When I arrived at Millar Rd aid station (100km) a comparatively slower 2.5 hours later, my bladder problems weren’t gone by any nature. But for the first time in several hours, I could hold a running rhythm and my bladder pain was manageable. And I can do manageable. It still hurt to pee (and for the next 10 minutes afterwards) but I learnt that the bladder pain seemed to improve if I resisted the urge to pee again after voiding. I also took paracetamol regularly. I’ve since learnt that ‘bladder slap’ (a form of bladder trauma seen in long distance runners) can be decreased if the bladder is partially filled and adequate hydration is maintained. I’m sure that this contributed to some my problems. Regardless, I’d reached the 100km mark and I was back in the game. Knowing that I wouldn’t be able to do 60km on water alone (and still traumatised that my electrolyte drinks played some part in this problem), I filled up one of my flasks with Mountain Dew for the needed glucose. I also upped my eating game plan knowing that I had now deprived myself of my regular fluid energy source. As the sun set, I moved swiftly along the Western Okataina Walkway. All of a sudden, I was passing people again. It was also nice to hear words of encouragement from the 100km runners coming the other way which fuelled my drive. I arrived at the Okataina aid station (115km) just before 11pm and was remarkably back on target for a 27 hour finish despite all the adversity. Feeling back in the grove of things, I didn’t stop for long. I topped up my Mountain Dew and water, forced some garlic bread down me, and took off again. The cooler night conditions made for good running and I was back at the Millar Rd aid station (133km) just before 2am. The aid station was remarkably lively and I started singing to the music playing in the background. As the Mountain Dew seemed to be too gassy, I switched to flat coke knowing that the caffeine would also help me get through the night. I also managed to successfully change my battery on my night light which reassured me that my brain was still functioning (this can be a remarkably challenging task after 130km and 22 hours of running though I appreciated the requests to help by the volunteers). The next section of the course (bar a small section of technical rooty single trail leading to Blue Lake) is quite runnable so I made a concerted effort to hold my shuffle. By now, most participants are reduced to walking. A shuffle is much quicker than a walk (for not much more energy expenditure) and helps to keep you psychologically strong. When I arrived at the Blue Lake aid station (145km) just after 4am, my cousin Paul whom I last saw 24 hours earlier was waiting for me! He apologises for missing me at the Buried Village aid station and we have a good chat. We both agree that in hindsight, it was probably a good thing. Sometimes when you’re on the brink of giving up, a familiar face may actually soften your defences and make you want to jump out of the furnace. We run and talk for a bit before I politely ask if he can leave me be so I could problem solve my developing gut ache and concentrate on my breathing. By the time I reached the Redwood aid station (156km), I felt like a pretty broken man. The cumulative stress of everything past and current was starting to overwhelm me again. However, I knew there was no point in stopping and prolonging matters. The only aid I needed was the finish line. I painfully built up to a shuffle again and kept going. As I coursed along Sulphur Point, there was a welcoming orange sunrise. It wasn’t until 2km to go that I KNEW I was going to finish. I crossed the finish line just after 7am for a total time of 27 hours and 9 minutes. Ironically, despite telling myself umpteenth times during the race to believe, I couldn’t believe it when I finished! For long periods it seemed impossible but somehow, I made it. Four hundred and fifty runners started the miler but only 329 runners finished resulting in a 27% DNF rate. No matter how bad the situation seems, don’t stop believing. Don’t jump out of the pot of water too soon. You have a remarkable capacity to do a lot more than you can ever imagine. Just stay in the fight, don’t look for an out, and find a way to finish. Running is medicine.

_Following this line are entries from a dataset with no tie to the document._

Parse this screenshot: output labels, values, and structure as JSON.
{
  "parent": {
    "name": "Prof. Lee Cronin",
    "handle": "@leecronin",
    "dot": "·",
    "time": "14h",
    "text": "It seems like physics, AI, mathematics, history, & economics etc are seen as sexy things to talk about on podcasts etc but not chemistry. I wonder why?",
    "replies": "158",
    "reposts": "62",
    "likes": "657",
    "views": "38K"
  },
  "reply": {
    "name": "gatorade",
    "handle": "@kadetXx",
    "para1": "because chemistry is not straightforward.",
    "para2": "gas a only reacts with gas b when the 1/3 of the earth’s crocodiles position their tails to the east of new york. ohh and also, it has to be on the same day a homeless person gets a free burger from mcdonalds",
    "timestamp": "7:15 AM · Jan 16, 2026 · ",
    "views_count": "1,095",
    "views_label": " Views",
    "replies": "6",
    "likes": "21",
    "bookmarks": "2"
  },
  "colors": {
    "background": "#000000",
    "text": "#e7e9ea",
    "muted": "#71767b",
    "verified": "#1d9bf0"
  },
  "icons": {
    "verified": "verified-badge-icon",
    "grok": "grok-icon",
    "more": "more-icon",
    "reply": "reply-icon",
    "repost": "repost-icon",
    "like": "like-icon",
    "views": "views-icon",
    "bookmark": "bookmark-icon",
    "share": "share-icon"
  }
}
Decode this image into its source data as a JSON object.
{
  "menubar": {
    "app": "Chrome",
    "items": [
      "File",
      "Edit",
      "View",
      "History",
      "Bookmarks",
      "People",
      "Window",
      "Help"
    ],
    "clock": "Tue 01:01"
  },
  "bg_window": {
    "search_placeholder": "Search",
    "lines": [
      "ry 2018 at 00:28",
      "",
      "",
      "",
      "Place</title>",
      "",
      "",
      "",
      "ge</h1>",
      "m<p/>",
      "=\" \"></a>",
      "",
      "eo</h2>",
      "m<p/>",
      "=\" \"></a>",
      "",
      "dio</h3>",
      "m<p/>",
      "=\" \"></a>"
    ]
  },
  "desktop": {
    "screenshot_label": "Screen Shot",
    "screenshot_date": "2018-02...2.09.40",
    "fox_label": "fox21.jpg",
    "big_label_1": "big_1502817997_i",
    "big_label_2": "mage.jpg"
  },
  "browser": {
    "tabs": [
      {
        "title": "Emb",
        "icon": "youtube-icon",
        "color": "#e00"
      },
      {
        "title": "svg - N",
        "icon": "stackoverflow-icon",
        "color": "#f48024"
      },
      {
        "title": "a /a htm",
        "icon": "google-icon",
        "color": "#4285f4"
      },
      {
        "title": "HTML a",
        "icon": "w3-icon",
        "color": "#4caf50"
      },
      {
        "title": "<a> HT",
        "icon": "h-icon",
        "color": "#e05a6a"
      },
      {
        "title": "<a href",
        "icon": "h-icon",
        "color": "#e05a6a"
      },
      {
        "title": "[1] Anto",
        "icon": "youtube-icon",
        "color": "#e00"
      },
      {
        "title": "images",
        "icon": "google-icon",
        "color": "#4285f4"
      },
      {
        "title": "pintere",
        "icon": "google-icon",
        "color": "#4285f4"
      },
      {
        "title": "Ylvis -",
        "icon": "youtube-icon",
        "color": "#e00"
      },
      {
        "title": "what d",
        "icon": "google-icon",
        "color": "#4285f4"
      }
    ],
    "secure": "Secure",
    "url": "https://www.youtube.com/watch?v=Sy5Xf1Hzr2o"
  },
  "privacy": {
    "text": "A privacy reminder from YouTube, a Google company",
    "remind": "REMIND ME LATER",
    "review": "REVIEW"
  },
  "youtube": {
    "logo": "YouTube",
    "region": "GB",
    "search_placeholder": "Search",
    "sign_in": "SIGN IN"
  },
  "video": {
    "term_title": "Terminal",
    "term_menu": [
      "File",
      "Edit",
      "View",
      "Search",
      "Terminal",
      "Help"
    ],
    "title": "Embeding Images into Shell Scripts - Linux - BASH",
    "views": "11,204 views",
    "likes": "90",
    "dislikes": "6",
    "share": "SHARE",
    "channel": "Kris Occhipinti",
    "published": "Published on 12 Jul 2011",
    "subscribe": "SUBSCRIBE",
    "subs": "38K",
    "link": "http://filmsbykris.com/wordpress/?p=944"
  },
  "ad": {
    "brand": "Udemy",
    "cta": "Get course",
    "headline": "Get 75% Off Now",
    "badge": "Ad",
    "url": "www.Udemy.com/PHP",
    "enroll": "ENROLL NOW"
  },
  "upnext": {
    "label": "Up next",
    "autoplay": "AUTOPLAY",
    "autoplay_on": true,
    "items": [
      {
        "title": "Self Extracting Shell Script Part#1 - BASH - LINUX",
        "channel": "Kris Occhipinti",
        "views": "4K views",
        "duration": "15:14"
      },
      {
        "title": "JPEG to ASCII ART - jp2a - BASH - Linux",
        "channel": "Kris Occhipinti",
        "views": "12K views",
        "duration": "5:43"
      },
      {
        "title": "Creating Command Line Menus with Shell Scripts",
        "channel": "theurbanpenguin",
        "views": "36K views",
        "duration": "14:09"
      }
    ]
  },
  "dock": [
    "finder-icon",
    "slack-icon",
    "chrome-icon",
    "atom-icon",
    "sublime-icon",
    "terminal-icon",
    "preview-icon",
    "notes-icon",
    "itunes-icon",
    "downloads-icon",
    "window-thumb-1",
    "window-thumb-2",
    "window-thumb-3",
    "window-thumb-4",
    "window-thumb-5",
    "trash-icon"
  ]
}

A satisfying finish line

Helpful tip
What matters most is how you control your thoughts during adversity and how you respond to these situations.

All done in 27 hours and 9 minutes